‘A lot of people’ want to see the ‘Dhaka Model’

By Sreenivasan Kumar (Times of India)The Delhi government is looking to create a “model city” to showcase its plans to transform its downtown, with officials saying they will start with a series of informal gatherings.

The Delhi Development Authority is planning to gather around 1,000 people on Monday, to get their ideas on how to turn the city into a “Model City.”

They will then go to a park and gather for “dubious conversations,” according to an official statement.

The plan to showcase the new model is an attempt to create “a bridge between the existing city and the public imagination,” the statement said.

“The ‘Dhawan Model’ is aimed at creating a new reality and an alternative reality in a city that is already the most congested, with a population of 1.5 million people.”

The plan calls for “a wide variety of events to be held,” including “civic activities and forums” and a “citywide public debate.”

The “Dhawana Model” would be a model city with “open spaces and open spaces in a clean environment, as well as clean and well-lit spaces for residents to enjoy,” according the plan.

“Dhavalas will be encouraged to bring their own food, drink and clothing to the gatherings, so that people can take part in the conversation,” the document said.

The proposal has been approved by the city’s planning department.

It will now go to the council for approval.

The plans have been dubbed the “Dhanas’ Model” and have been met with skepticism in the capital.

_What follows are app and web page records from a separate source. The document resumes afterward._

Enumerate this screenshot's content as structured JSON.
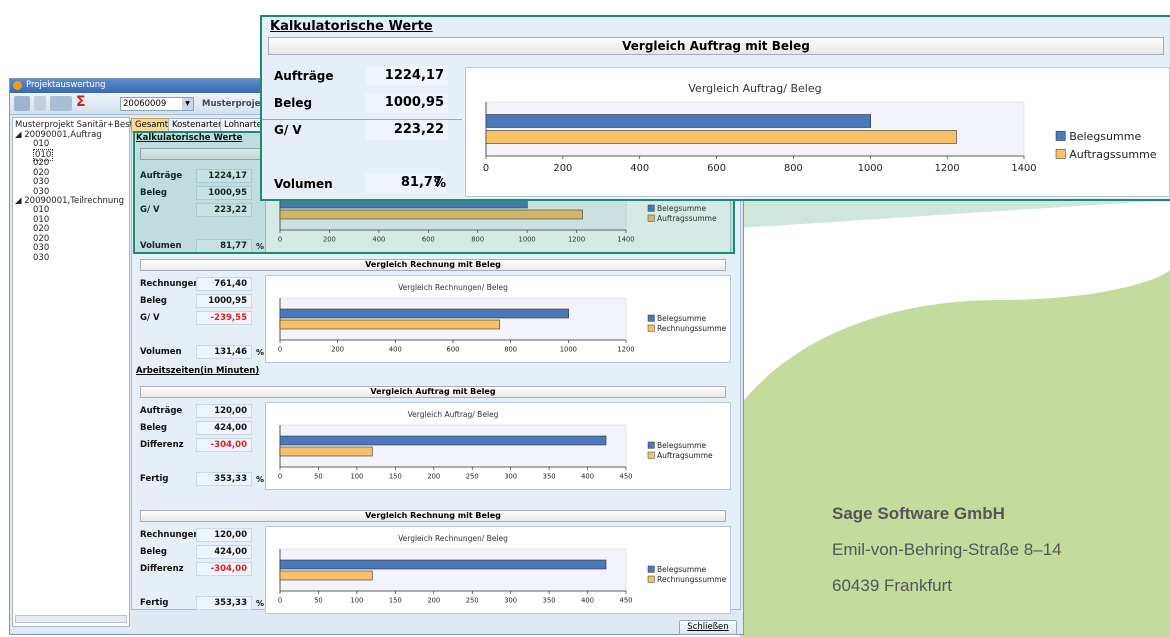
{
  "window": {
    "title": "Projektauswertung",
    "project_code": "20060009",
    "project_name": "Musterprojekt",
    "close_button": "Schließen"
  },
  "tree": {
    "root": "Musterprojekt Sanitär+Bestell",
    "nodes": [
      {
        "label": "20090001,Auftrag",
        "children": [
          "010",
          "010",
          "020",
          "020",
          "030",
          "030"
        ]
      },
      {
        "label": "20090001,Teilrechnung",
        "children": [
          "010",
          "010",
          "020",
          "020",
          "030",
          "030"
        ]
      }
    ]
  },
  "tabs": [
    "Gesamt",
    "Kostenarten",
    "Lohnarten"
  ],
  "sections": {
    "kalk_title": "Kalkulatorische Werte",
    "arbeit_title": "Arbeitszeiten(in Minuten)"
  },
  "blocks": [
    {
      "header": "Vergleich Auftrag mit Beleg",
      "rows": [
        {
          "label": "Aufträge",
          "value": "1224,17"
        },
        {
          "label": "Beleg",
          "value": "1000,95"
        },
        {
          "label": "G/ V",
          "value": "223,22"
        }
      ],
      "footer_label": "Volumen",
      "footer_value": "81,77",
      "footer_unit": "%"
    },
    {
      "header": "Vergleich Rechnung mit Beleg",
      "rows": [
        {
          "label": "Rechnungen",
          "value": "761,40"
        },
        {
          "label": "Beleg",
          "value": "1000,95"
        },
        {
          "label": "G/ V",
          "value": "-239,55"
        }
      ],
      "footer_label": "Volumen",
      "footer_value": "131,46",
      "footer_unit": "%"
    },
    {
      "header": "Vergleich Auftrag mit Beleg",
      "rows": [
        {
          "label": "Aufträge",
          "value": "120,00"
        },
        {
          "label": "Beleg",
          "value": "424,00"
        },
        {
          "label": "Differenz",
          "value": "-304,00"
        }
      ],
      "footer_label": "Fertig",
      "footer_value": "353,33",
      "footer_unit": "%"
    },
    {
      "header": "Vergleich Rechnung mit Beleg",
      "rows": [
        {
          "label": "Rechnungen",
          "value": "120,00"
        },
        {
          "label": "Beleg",
          "value": "424,00"
        },
        {
          "label": "Differenz",
          "value": "-304,00"
        }
      ],
      "footer_label": "Fertig",
      "footer_value": "353,33",
      "footer_unit": "%"
    }
  ],
  "chart_data": [
    {
      "type": "bar",
      "orientation": "horizontal",
      "title": "Vergleich Auftrag/ Beleg",
      "xlim": [
        0,
        1400
      ],
      "ticks": [
        0,
        200,
        400,
        600,
        800,
        1000,
        1200,
        1400
      ],
      "series": [
        {
          "name": "Belegsumme",
          "values": [
            1000.95
          ]
        },
        {
          "name": "Auftragssumme",
          "values": [
            1224.17
          ]
        }
      ],
      "legend": "right"
    },
    {
      "type": "bar",
      "orientation": "horizontal",
      "title": "Vergleich Rechnungen/ Beleg",
      "xlim": [
        0,
        1200
      ],
      "ticks": [
        0,
        200,
        400,
        600,
        800,
        1000,
        1200
      ],
      "series": [
        {
          "name": "Belegsumme",
          "values": [
            1000.95
          ]
        },
        {
          "name": "Rechnungssumme",
          "values": [
            761.4
          ]
        }
      ],
      "legend": "right"
    },
    {
      "type": "bar",
      "orientation": "horizontal",
      "title": "Vergleich Auftrag/ Beleg",
      "xlim": [
        0,
        450
      ],
      "ticks": [
        0,
        50,
        100,
        150,
        200,
        250,
        300,
        350,
        400,
        450
      ],
      "series": [
        {
          "name": "Belegsumme",
          "values": [
            424
          ]
        },
        {
          "name": "Auftragsumme",
          "values": [
            120
          ]
        }
      ],
      "legend": "right"
    },
    {
      "type": "bar",
      "orientation": "horizontal",
      "title": "Vergleich Rechnungen/ Beleg",
      "xlim": [
        0,
        450
      ],
      "ticks": [
        0,
        50,
        100,
        150,
        200,
        250,
        300,
        350,
        400,
        450
      ],
      "series": [
        {
          "name": "Belegsumme",
          "values": [
            424
          ]
        },
        {
          "name": "Rechnungssumme",
          "values": [
            120
          ]
        }
      ],
      "legend": "right"
    }
  ],
  "colors": {
    "beleg": "#4a78b8",
    "auftrag": "#f8c06a",
    "teal": "#1d8c6e",
    "green_bg": "#c3dc9e",
    "teal_bg": "#c9e3dd"
  },
  "company": {
    "name": "Sage Software GmbH",
    "street": "Emil-von-Behring-Straße 8–14",
    "city": "60439 Frankfurt"
  }
}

In a Facebook post, a Delhi-based activist group called the Delhi Action Committee, which advocates for social justice and social justice issues, accused the government of ignoring the “devastating impact of air pollution and climate change on people’s lives.”

Activists say the plan has been “staged” and has been rushed, and that the city is “in a crisis of governance.”

The group has also called for a boycott of the Dhanas.

The city is in a crisis, as the climate crisis has forced people to take extreme measures, such as the Dhaman Model, to avoid a worsening of the pollution.

The government is also facing pressure from the Supreme Court to give it more powers to regulate the city, including more powers over water supplies.

In February, the court upheld a landmark decision by the Delhi High Court to stop the city from expanding the number of water taps.

The court had asked the government to allow the city to set the number for the taps at 30 million and said it was up to the Delhi government to determine the size of the taps and provide a plan for the implementation of the new taps.

In May, the Delhi high court ruled that the government cannot restrict the number or the size, or the use, of water sources in the city.

The city had been seeking permission from the Delhi Jal Board to build more than 30 new water taps, which it had already done, and was seeking a court order to allow it to expand them.

The Supreme Court ordered the government in May to provide a legal rationale for the plans.

The new proposal has also sparked anger among residents.

The Delhi Jal board said the plans “do not have the required transparency and transparency is not needed” and said “all the issues raised by the citizens are not addressed.”